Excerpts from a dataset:

--- START ---

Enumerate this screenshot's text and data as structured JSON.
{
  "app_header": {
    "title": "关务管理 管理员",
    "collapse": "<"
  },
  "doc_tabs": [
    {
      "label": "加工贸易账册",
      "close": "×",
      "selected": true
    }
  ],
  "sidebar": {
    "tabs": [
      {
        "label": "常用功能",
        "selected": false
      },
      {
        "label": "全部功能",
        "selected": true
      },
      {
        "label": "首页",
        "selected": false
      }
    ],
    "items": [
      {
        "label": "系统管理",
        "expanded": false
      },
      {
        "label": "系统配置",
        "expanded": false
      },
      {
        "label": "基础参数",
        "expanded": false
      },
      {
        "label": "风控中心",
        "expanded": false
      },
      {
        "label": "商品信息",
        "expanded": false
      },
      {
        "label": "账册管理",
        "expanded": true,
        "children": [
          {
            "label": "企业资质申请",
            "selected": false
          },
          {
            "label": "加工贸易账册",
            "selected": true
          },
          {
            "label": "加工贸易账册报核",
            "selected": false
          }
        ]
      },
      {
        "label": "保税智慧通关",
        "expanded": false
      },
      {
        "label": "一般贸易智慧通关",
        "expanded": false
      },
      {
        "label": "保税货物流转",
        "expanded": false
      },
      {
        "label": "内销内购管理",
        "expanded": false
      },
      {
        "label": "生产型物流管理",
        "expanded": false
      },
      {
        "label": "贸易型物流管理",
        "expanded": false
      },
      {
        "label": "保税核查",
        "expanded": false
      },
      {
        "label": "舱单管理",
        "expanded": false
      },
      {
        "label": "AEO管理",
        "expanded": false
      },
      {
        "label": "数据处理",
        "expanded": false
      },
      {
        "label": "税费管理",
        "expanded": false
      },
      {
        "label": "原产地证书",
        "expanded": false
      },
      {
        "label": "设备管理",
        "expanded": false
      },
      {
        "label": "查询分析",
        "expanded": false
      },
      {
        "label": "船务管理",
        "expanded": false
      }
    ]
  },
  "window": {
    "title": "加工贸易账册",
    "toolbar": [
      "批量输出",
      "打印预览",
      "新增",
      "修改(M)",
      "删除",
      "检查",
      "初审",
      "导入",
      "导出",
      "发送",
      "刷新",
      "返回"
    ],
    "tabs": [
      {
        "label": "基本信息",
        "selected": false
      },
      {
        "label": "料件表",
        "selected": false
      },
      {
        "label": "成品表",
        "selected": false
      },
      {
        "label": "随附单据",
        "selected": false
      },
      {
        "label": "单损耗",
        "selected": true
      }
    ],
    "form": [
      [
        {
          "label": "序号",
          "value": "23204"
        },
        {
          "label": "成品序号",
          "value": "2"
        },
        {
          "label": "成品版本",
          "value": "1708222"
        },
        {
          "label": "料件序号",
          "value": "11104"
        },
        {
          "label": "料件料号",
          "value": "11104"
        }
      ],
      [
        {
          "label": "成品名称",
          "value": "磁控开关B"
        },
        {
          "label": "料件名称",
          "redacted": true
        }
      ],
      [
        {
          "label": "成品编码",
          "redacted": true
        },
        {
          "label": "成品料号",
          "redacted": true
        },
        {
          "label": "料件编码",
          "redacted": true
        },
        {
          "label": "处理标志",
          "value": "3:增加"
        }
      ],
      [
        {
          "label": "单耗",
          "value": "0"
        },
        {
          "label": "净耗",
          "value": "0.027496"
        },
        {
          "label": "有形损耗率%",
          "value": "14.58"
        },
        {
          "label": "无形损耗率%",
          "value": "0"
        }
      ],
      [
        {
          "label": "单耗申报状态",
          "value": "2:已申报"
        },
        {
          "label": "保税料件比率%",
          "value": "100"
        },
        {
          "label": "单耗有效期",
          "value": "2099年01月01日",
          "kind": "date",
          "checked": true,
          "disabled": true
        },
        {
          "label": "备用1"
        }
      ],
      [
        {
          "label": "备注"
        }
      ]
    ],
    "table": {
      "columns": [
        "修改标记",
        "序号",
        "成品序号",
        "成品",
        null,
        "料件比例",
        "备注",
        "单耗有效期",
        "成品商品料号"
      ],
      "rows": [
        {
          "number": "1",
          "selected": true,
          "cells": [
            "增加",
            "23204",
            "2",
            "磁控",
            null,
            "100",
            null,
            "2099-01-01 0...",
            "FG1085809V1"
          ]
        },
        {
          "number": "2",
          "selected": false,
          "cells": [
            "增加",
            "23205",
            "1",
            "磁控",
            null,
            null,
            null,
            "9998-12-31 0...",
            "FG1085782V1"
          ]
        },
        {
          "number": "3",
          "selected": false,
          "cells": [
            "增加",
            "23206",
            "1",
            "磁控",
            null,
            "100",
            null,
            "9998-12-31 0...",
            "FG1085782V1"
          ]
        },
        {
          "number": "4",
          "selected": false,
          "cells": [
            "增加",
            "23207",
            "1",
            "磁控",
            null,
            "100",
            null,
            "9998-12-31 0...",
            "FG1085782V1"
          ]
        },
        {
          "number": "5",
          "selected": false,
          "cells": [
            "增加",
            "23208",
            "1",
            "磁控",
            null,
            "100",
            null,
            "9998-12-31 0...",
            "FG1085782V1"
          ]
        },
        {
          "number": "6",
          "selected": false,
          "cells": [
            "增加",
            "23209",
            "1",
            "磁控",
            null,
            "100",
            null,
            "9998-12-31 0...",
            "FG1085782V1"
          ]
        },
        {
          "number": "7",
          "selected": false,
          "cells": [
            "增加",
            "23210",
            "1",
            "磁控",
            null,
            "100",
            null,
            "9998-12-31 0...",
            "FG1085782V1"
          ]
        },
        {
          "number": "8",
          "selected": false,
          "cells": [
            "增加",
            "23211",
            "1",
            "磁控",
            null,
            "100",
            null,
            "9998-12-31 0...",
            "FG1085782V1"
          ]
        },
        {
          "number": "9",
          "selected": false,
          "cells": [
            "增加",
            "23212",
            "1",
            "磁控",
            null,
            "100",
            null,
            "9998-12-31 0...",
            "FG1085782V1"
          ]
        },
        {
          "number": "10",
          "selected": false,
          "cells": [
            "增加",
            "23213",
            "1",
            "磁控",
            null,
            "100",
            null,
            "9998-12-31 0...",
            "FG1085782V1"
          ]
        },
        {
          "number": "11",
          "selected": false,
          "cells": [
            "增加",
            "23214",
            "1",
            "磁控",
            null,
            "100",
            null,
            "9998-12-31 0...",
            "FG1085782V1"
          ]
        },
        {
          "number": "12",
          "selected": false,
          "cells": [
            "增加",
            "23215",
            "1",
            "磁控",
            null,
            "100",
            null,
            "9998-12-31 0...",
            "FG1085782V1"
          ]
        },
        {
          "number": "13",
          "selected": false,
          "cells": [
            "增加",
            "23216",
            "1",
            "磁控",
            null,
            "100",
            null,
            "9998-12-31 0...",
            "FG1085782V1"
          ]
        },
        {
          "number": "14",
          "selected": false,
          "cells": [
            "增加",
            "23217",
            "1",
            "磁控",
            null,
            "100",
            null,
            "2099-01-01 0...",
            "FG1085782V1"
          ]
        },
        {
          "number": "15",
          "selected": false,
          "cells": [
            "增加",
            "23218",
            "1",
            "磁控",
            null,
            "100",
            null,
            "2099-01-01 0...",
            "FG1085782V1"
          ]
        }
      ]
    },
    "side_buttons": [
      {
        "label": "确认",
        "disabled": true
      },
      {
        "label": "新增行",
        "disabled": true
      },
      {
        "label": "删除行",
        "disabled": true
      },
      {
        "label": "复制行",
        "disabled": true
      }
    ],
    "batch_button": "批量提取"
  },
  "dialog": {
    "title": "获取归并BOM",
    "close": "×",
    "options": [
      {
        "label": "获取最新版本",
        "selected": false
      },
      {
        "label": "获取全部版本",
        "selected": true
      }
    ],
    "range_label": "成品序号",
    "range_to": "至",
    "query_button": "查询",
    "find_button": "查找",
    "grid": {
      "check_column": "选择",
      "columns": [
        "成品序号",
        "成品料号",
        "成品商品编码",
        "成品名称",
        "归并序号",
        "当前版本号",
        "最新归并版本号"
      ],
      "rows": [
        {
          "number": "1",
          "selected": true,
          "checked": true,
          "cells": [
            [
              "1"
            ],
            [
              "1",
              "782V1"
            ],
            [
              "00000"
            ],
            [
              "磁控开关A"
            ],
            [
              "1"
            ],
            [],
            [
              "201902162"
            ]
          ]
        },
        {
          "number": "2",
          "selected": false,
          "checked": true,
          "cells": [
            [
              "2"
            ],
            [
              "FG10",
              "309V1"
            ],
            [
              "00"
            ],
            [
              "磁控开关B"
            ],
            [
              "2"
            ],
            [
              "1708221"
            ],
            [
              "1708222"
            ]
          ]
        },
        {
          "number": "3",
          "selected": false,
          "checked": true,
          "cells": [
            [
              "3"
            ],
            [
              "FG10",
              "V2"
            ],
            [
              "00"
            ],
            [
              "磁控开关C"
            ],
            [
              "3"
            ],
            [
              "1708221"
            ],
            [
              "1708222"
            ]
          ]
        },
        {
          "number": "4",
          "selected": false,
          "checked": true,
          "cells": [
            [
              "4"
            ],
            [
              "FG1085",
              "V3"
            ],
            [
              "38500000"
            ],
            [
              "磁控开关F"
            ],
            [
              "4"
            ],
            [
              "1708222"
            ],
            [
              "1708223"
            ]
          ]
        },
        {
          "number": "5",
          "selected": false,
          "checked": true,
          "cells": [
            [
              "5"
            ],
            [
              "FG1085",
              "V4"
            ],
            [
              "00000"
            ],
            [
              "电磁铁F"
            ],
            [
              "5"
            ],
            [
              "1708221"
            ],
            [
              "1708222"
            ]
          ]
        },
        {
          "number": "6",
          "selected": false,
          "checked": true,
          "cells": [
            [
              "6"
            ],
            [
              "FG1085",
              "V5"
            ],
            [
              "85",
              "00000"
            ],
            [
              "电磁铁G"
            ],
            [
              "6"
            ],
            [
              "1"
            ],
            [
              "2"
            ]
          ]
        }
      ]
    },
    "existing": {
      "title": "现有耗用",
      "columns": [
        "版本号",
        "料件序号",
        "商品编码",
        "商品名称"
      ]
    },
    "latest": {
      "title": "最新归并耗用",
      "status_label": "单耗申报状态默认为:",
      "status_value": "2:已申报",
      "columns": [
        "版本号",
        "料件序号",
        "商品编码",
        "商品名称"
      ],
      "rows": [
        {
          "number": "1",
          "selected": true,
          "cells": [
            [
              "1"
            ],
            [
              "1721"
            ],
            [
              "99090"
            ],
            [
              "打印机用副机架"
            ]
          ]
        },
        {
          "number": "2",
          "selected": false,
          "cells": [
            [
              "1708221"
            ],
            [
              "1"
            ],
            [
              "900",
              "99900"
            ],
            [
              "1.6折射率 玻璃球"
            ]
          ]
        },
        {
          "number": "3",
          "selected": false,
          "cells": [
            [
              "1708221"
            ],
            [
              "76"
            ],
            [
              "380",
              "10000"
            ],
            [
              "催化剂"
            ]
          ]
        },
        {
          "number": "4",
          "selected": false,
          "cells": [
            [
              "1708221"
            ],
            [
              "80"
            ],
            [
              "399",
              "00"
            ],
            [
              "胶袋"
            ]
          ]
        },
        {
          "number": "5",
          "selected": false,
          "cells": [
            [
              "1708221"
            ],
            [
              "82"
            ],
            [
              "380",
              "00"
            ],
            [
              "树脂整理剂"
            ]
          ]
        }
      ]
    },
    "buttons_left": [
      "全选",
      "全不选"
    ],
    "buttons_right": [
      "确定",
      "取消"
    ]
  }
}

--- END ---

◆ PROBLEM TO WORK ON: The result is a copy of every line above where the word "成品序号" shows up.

◆ EXERCISE OUTPUT:
          "label": "成品序号",
        "成品序号",
    "range_label": "成品序号",
        "成品序号",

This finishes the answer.